As a native Alaskan, going from the Arctic to the equator was an amazing experience Michael Lestenkof

Daniel Schafer left Alaska six years ago, worked for BP in London and Baku and is now retired and lives between Yorkshire in the U.K. and Florida


Emily Arrowsmith retired from COP in Anchorage after 20 plus years in the industry.

Bryan Wilks worked for ARCO in East Texas fracking wells in Carthage. He trained at the Plano Facility.

Eduard Apaisse shared a photo circa  1982 when I was working offshore at Xray Alpha platform, Arco North West Java.


Congratulations to Med Kamal and Terry Palisch, the 2023 and 2024 SPE Presidents, respectively. 

Med Kamal worked at ARCO in Plano for AEPT from 1988 until 2000 when the company was sold to BP. At that time I joined Chevron Technology Company in the San Francisco Bay Area. Chevron tranferred me to Houston at the beginning of 2014. I am now an Emeritus Chevron Fellow after retiring in 2017 and returning to the Bay Area. One of the main taks of Chevron Fellows is developing the next generation of technical leaders. I finished serving on the Board of SPE International as the Regional Director for Western North America (2007-2009). My SPE Monograph on Transient Well Testing was published in November 2009 and is available through and I am an Honorary Member of SPE and was recently elected as the 2023 SPE President.



Terry is vice president of technology and engineering at CARBO Ceramics in Richardson, Texas. Terry began his career with ARCO in 1986 and then joined CARBO in 2004. In 2001, Terry Palisch was named the SPE Dallas Section Engineer of the Year, followed by Distinguished Service & Membership in 2017.  A University of Missouri-Rolla grad, he was recently honored as a Distinguished Alumnus has authored more than 50 SPE technical papers and holds several patents.

"I'm humbled to have been nominated as 2024 SPE President," said Terry. "SPE has done so much for me and my career. I’m looking forward to working with my colleagues on the Board to implement the new Strategic Plan and take the Society forward.” 

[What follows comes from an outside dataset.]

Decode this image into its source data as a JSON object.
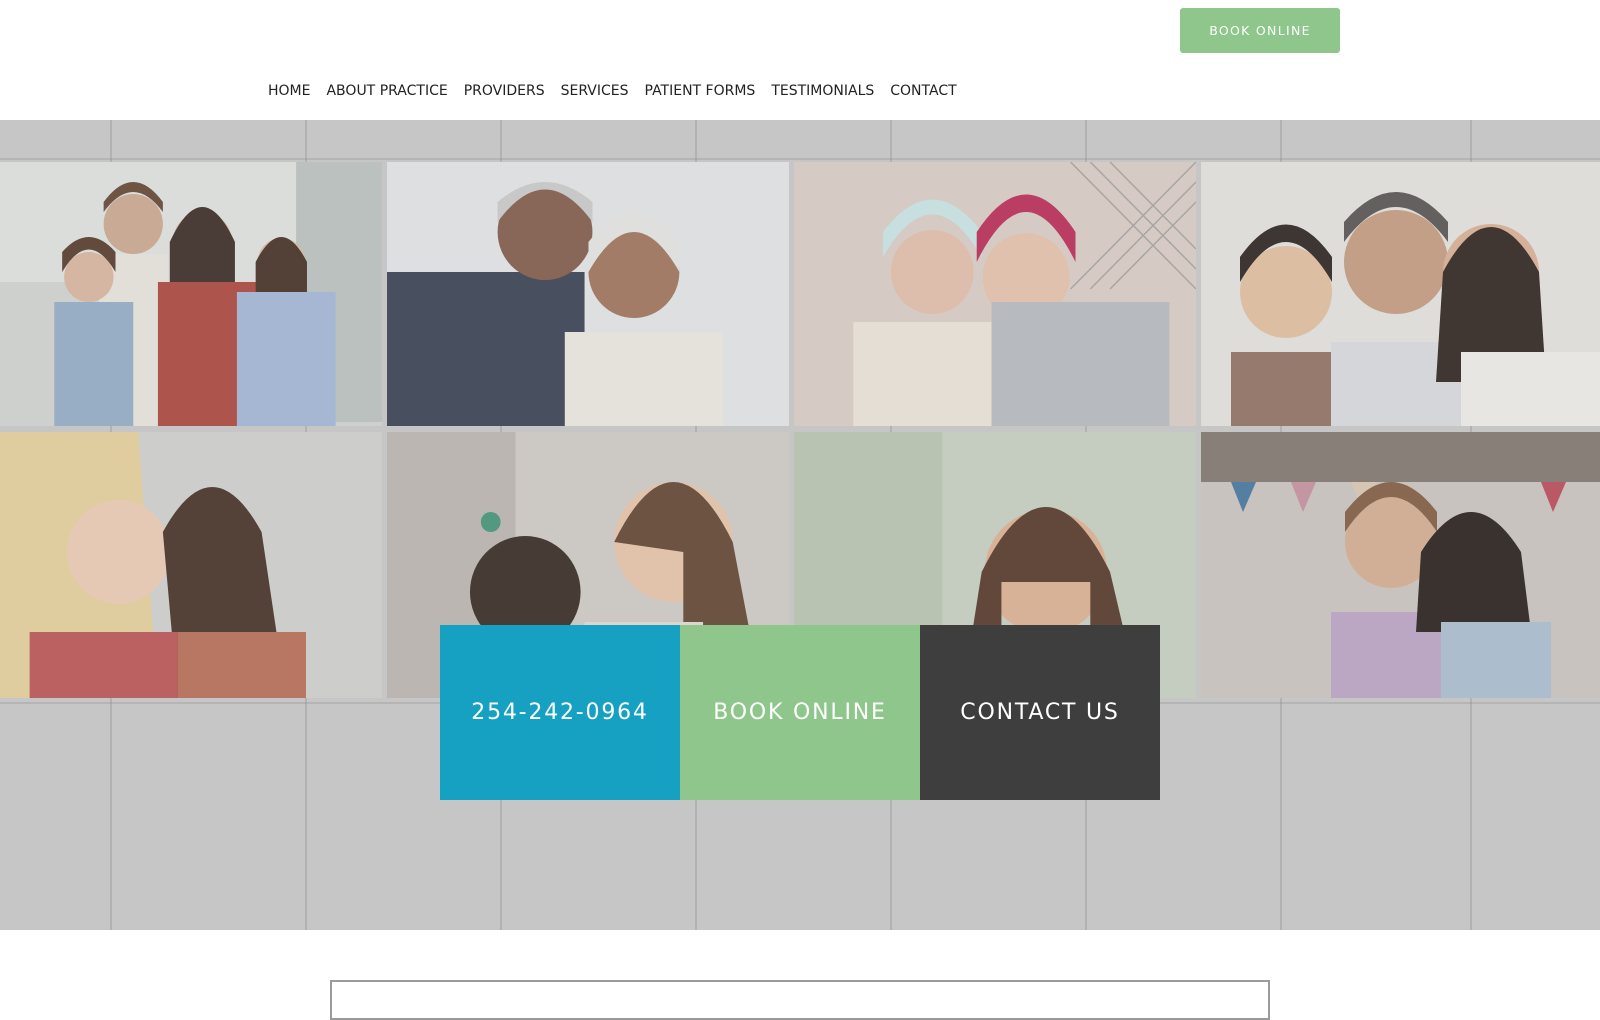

Terry joins Marvin Katz (1980), Bill Cobb (2008), Janeen Judah (2017) and Med Kamel (2023 – current) as ARCO Alumni who have served as SPE President.